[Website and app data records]
BEGIN
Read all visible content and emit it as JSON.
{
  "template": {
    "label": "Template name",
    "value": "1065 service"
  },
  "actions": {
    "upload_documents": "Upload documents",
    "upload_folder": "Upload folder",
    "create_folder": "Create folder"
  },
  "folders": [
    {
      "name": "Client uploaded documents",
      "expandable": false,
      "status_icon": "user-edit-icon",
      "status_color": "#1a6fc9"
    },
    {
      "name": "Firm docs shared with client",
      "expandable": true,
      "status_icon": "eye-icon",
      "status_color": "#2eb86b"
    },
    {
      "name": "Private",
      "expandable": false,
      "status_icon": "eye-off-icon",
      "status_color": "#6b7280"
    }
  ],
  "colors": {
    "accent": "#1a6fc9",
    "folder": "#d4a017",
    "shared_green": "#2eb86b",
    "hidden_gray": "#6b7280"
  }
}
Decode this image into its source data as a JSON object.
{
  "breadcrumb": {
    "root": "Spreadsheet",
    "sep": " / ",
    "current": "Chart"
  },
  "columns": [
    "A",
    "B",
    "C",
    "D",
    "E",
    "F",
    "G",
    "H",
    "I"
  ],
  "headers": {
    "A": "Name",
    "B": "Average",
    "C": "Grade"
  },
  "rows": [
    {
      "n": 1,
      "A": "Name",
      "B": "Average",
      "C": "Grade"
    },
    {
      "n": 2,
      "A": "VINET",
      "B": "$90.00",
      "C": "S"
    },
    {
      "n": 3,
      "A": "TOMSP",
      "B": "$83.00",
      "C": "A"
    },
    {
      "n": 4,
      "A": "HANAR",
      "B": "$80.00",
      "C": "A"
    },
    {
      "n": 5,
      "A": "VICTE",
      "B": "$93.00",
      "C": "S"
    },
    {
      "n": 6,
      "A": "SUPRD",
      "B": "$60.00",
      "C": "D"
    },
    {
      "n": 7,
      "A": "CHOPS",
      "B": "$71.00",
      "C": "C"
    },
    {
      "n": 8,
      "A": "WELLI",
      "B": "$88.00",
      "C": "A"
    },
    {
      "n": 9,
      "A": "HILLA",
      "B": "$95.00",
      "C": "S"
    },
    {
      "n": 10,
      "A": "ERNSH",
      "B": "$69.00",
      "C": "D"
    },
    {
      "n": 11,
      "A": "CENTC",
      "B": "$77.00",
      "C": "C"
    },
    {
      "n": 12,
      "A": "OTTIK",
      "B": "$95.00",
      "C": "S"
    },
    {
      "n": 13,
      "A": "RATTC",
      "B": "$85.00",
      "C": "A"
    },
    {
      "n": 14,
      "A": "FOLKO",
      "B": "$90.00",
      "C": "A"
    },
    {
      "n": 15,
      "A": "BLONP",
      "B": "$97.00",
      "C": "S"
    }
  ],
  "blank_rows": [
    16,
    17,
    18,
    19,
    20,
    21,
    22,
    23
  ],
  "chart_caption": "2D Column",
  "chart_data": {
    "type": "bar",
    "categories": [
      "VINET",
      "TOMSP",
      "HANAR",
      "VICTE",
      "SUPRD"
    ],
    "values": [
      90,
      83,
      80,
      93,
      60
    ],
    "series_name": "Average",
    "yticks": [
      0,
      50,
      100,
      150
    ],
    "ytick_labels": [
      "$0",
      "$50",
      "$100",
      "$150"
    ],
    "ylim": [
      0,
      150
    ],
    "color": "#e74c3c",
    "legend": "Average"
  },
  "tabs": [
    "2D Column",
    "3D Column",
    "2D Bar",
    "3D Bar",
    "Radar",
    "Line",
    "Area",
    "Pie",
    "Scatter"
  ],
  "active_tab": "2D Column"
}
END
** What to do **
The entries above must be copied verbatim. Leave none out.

** Task output **
Read all visible content and emit it as JSON.
{
  "template": {
    "label": "Template name",
    "value": "1065 service"
  },
  "actions": {
    "upload_documents": "Upload documents",
    "upload_folder": "Upload folder",
    "create_folder": "Create folder"
  },
  "folders": [
    {
      "name": "Client uploaded documents",
      "expandable": false,
      "status_icon": "user-edit-icon",
      "status_color": "#1a6fc9"
    },
    {
      "name": "Firm docs shared with client",
      "expandable": true,
      "status_icon": "eye-icon",
      "status_color": "#2eb86b"
    },
    {
      "name": "Private",
      "expandable": false,
      "status_icon": "eye-off-icon",
      "status_color": "#6b7280"
    }
  ],
  "colors": {
    "accent": "#1a6fc9",
    "folder": "#d4a017",
    "shared_green": "#2eb86b",
    "hidden_gray": "#6b7280"
  }
}
Decode this image into its source data as a JSON object.
{
  "breadcrumb": {
    "root": "Spreadsheet",
    "sep": " / ",
    "current": "Chart"
  },
  "columns": [
    "A",
    "B",
    "C",
    "D",
    "E",
    "F",
    "G",
    "H",
    "I"
  ],
  "headers": {
    "A": "Name",
    "B": "Average",
    "C": "Grade"
  },
  "rows": [
    {
      "n": 1,
      "A": "Name",
      "B": "Average",
      "C": "Grade"
    },
    {
      "n": 2,
      "A": "VINET",
      "B": "$90.00",
      "C": "S"
    },
    {
      "n": 3,
      "A": "TOMSP",
      "B": "$83.00",
      "C": "A"
    },
    {
      "n": 4,
      "A": "HANAR",
      "B": "$80.00",
      "C": "A"
    },
    {
      "n": 5,
      "A": "VICTE",
      "B": "$93.00",
      "C": "S"
    },
    {
      "n": 6,
      "A": "SUPRD",
      "B": "$60.00",
      "C": "D"
    },
    {
      "n": 7,
      "A": "CHOPS",
      "B": "$71.00",
      "C": "C"
    },
    {
      "n": 8,
      "A": "WELLI",
      "B": "$88.00",
      "C": "A"
    },
    {
      "n": 9,
      "A": "HILLA",
      "B": "$95.00",
      "C": "S"
    },
    {
      "n": 10,
      "A": "ERNSH",
      "B": "$69.00",
      "C": "D"
    },
    {
      "n": 11,
      "A": "CENTC",
      "B": "$77.00",
      "C": "C"
    },
    {
      "n": 12,
      "A": "OTTIK",
      "B": "$95.00",
      "C": "S"
    },
    {
      "n": 13,
      "A": "RATTC",
      "B": "$85.00",
      "C": "A"
    },
    {
      "n": 14,
      "A": "FOLKO",
      "B": "$90.00",
      "C": "A"
    },
    {
      "n": 15,
      "A": "BLONP",
      "B": "$97.00",
      "C": "S"
    }
  ],
  "blank_rows": [
    16,
    17,
    18,
    19,
    20,
    21,
    22,
    23
  ],
  "chart_caption": "2D Column",
  "chart_data": {
    "type": "bar",
    "categories": [
      "VINET",
      "TOMSP",
      "HANAR",
      "VICTE",
      "SUPRD"
    ],
    "values": [
      90,
      83,
      80,
      93,
      60
    ],
    "series_name": "Average",
    "yticks": [
      0,
      50,
      100,
      150
    ],
    "ytick_labels": [
      "$0",
      "$50",
      "$100",
      "$150"
    ],
    "ylim": [
      0,
      150
    ],
    "color": "#e74c3c",
    "legend": "Average"
  },
  "tabs": [
    "2D Column",
    "3D Column",
    "2D Bar",
    "3D Bar",
    "Radar",
    "Line",
    "Area",
    "Pie",
    "Scatter"
  ],
  "active_tab": "2D Column"
}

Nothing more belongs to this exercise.